Work task:
Print each record below exactly as it appears.

***

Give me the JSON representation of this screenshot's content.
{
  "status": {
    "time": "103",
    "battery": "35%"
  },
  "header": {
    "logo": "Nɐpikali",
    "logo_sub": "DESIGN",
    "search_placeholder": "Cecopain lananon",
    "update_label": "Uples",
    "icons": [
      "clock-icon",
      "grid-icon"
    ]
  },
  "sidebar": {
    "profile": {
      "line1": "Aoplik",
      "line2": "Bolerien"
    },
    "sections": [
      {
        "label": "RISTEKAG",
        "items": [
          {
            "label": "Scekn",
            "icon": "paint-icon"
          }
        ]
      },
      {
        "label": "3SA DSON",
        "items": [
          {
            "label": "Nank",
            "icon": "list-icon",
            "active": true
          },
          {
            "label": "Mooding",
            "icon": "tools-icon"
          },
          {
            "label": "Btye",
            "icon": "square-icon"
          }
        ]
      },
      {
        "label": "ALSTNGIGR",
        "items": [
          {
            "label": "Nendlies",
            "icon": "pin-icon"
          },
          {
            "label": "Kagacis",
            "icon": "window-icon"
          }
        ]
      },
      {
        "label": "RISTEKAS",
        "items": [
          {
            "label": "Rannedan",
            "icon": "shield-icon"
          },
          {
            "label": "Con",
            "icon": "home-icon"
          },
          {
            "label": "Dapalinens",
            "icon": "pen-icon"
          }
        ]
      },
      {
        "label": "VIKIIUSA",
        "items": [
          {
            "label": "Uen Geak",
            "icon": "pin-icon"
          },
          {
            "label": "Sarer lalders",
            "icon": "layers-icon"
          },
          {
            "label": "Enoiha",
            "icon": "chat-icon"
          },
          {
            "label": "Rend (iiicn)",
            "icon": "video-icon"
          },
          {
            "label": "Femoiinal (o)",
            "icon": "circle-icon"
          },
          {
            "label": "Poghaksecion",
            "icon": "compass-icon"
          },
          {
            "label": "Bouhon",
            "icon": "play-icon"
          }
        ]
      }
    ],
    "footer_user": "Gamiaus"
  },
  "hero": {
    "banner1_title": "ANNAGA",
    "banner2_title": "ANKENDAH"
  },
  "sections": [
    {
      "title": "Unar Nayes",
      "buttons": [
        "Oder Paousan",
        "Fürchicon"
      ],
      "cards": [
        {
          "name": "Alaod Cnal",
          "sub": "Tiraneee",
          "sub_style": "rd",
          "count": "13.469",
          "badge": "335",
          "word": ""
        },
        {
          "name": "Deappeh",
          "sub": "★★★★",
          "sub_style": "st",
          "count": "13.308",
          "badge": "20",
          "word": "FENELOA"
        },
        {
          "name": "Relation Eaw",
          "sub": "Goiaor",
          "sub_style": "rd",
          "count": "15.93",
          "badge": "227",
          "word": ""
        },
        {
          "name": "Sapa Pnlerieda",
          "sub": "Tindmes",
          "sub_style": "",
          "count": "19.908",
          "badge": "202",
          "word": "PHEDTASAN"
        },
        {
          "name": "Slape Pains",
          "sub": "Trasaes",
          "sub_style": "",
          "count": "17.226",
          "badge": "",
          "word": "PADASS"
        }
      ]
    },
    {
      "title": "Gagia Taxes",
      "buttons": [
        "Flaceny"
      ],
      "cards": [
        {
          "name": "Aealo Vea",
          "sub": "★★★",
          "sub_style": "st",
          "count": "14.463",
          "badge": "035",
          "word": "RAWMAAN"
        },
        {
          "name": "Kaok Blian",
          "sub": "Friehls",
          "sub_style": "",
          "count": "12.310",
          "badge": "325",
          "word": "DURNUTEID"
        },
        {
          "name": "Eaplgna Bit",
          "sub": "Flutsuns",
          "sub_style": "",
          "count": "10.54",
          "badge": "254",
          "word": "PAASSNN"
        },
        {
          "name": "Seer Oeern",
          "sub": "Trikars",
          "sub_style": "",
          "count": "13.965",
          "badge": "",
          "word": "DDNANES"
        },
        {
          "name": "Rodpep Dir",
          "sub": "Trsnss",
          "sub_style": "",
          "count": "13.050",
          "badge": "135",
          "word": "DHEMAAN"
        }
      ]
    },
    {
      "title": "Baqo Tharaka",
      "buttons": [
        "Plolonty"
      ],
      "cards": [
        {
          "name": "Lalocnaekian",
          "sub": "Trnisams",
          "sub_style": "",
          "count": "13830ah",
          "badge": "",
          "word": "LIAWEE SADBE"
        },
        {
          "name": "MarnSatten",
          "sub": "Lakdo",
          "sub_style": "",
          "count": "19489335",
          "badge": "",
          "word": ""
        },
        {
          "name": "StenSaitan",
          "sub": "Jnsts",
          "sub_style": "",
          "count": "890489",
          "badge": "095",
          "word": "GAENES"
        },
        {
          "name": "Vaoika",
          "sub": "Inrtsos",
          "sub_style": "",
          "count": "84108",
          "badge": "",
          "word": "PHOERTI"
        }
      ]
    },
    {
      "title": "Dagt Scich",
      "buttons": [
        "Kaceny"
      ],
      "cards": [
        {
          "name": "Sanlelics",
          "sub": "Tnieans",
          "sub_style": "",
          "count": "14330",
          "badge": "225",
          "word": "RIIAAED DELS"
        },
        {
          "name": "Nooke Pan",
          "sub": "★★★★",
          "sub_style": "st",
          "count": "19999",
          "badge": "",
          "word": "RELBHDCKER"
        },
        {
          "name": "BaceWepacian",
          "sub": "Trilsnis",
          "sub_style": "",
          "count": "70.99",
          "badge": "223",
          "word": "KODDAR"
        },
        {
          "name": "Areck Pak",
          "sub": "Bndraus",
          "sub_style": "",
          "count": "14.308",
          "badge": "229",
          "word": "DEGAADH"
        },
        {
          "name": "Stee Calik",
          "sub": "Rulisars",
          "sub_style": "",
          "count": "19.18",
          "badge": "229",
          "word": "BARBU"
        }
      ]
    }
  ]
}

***

Written solution:
Give me the JSON representation of this screenshot's content.
{
  "status": {
    "time": "103",
    "battery": "35%"
  },
  "header": {
    "logo": "Nɐpikali",
    "logo_sub": "DESIGN",
    "search_placeholder": "Cecopain lananon",
    "update_label": "Uples",
    "icons": [
      "clock-icon",
      "grid-icon"
    ]
  },
  "sidebar": {
    "profile": {
      "line1": "Aoplik",
      "line2": "Bolerien"
    },
    "sections": [
      {
        "label": "RISTEKAG",
        "items": [
          {
            "label": "Scekn",
            "icon": "paint-icon"
          }
        ]
      },
      {
        "label": "3SA DSON",
        "items": [
          {
            "label": "Nank",
            "icon": "list-icon",
            "active": true
          },
          {
            "label": "Mooding",
            "icon": "tools-icon"
          },
          {
            "label": "Btye",
            "icon": "square-icon"
          }
        ]
      },
      {
        "label": "ALSTNGIGR",
        "items": [
          {
            "label": "Nendlies",
            "icon": "pin-icon"
          },
          {
            "label": "Kagacis",
            "icon": "window-icon"
          }
        ]
      },
      {
        "label": "RISTEKAS",
        "items": [
          {
            "label": "Rannedan",
            "icon": "shield-icon"
          },
          {
            "label": "Con",
            "icon": "home-icon"
          },
          {
            "label": "Dapalinens",
            "icon": "pen-icon"
          }
        ]
      },
      {
        "label": "VIKIIUSA",
        "items": [
          {
            "label": "Uen Geak",
            "icon": "pin-icon"
          },
          {
            "label": "Sarer lalders",
            "icon": "layers-icon"
          },
          {
            "label": "Enoiha",
            "icon": "chat-icon"
          },
          {
            "label": "Rend (iiicn)",
            "icon": "video-icon"
          },
          {
            "label": "Femoiinal (o)",
            "icon": "circle-icon"
          },
          {
            "label": "Poghaksecion",
            "icon": "compass-icon"
          },
          {
            "label": "Bouhon",
            "icon": "play-icon"
          }
        ]
      }
    ],
    "footer_user": "Gamiaus"
  },
  "hero": {
    "banner1_title": "ANNAGA",
    "banner2_title": "ANKENDAH"
  },
  "sections": [
    {
      "title": "Unar Nayes",
      "buttons": [
        "Oder Paousan",
        "Fürchicon"
      ],
      "cards": [
        {
          "name": "Alaod Cnal",
          "sub": "Tiraneee",
          "sub_style": "rd",
          "count": "13.469",
          "badge": "335",
          "word": ""
        },
        {
          "name": "Deappeh",
          "sub": "★★★★",
          "sub_style": "st",
          "count": "13.308",
          "badge": "20",
          "word": "FENELOA"
        },
        {
          "name": "Relation Eaw",
          "sub": "Goiaor",
          "sub_style": "rd",
          "count": "15.93",
          "badge": "227",
          "word": ""
        },
        {
          "name": "Sapa Pnlerieda",
          "sub": "Tindmes",
          "sub_style": "",
          "count": "19.908",
          "badge": "202",
          "word": "PHEDTASAN"
        },
        {
          "name": "Slape Pains",
          "sub": "Trasaes",
          "sub_style": "",
          "count": "17.226",
          "badge": "",
          "word": "PADASS"
        }
      ]
    },
    {
      "title": "Gagia Taxes",
      "buttons": [
        "Flaceny"
      ],
      "cards": [
        {
          "name": "Aealo Vea",
          "sub": "★★★",
          "sub_style": "st",
          "count": "14.463",
          "badge": "035",
          "word": "RAWMAAN"
        },
        {
          "name": "Kaok Blian",
          "sub": "Friehls",
          "sub_style": "",
          "count": "12.310",
          "badge": "325",
          "word": "DURNUTEID"
        },
        {
          "name": "Eaplgna Bit",
          "sub": "Flutsuns",
          "sub_style": "",
          "count": "10.54",
          "badge": "254",
          "word": "PAASSNN"
        },
        {
          "name": "Seer Oeern",
          "sub": "Trikars",
          "sub_style": "",
          "count": "13.965",
          "badge": "",
          "word": "DDNANES"
        },
        {
          "name": "Rodpep Dir",
          "sub": "Trsnss",
          "sub_style": "",
          "count": "13.050",
          "badge": "135",
          "word": "DHEMAAN"
        }
      ]
    },
    {
      "title": "Baqo Tharaka",
      "buttons": [
        "Plolonty"
      ],
      "cards": [
        {
          "name": "Lalocnaekian",
          "sub": "Trnisams",
          "sub_style": "",
          "count": "13830ah",
          "badge": "",
          "word": "LIAWEE SADBE"
        },
        {
          "name": "MarnSatten",
          "sub": "Lakdo",
          "sub_style": "",
          "count": "19489335",
          "badge": "",
          "word": ""
        },
        {
          "name": "StenSaitan",
          "sub": "Jnsts",
          "sub_style": "",
          "count": "890489",
          "badge": "095",
          "word": "GAENES"
        },
        {
          "name": "Vaoika",
          "sub": "Inrtsos",
          "sub_style": "",
          "count": "84108",
          "badge": "",
          "word": "PHOERTI"
        }
      ]
    },
    {
      "title": "Dagt Scich",
      "buttons": [
        "Kaceny"
      ],
      "cards": [
        {
          "name": "Sanlelics",
          "sub": "Tnieans",
          "sub_style": "",
          "count": "14330",
          "badge": "225",
          "word": "RIIAAED DELS"
        },
        {
          "name": "Nooke Pan",
          "sub": "★★★★",
          "sub_style": "st",
          "count": "19999",
          "badge": "",
          "word": "RELBHDCKER"
        },
        {
          "name": "BaceWepacian",
          "sub": "Trilsnis",
          "sub_style": "",
          "count": "70.99",
          "badge": "223",
          "word": "KODDAR"
        },
        {
          "name": "Areck Pak",
          "sub": "Bndraus",
          "sub_style": "",
          "count": "14.308",
          "badge": "229",
          "word": "DEGAADH"
        },
        {
          "name": "Stee Calik",
          "sub": "Rulisars",
          "sub_style": "",
          "count": "19.18",
          "badge": "229",
          "word": "BARBU"
        }
      ]
    }
  ]
}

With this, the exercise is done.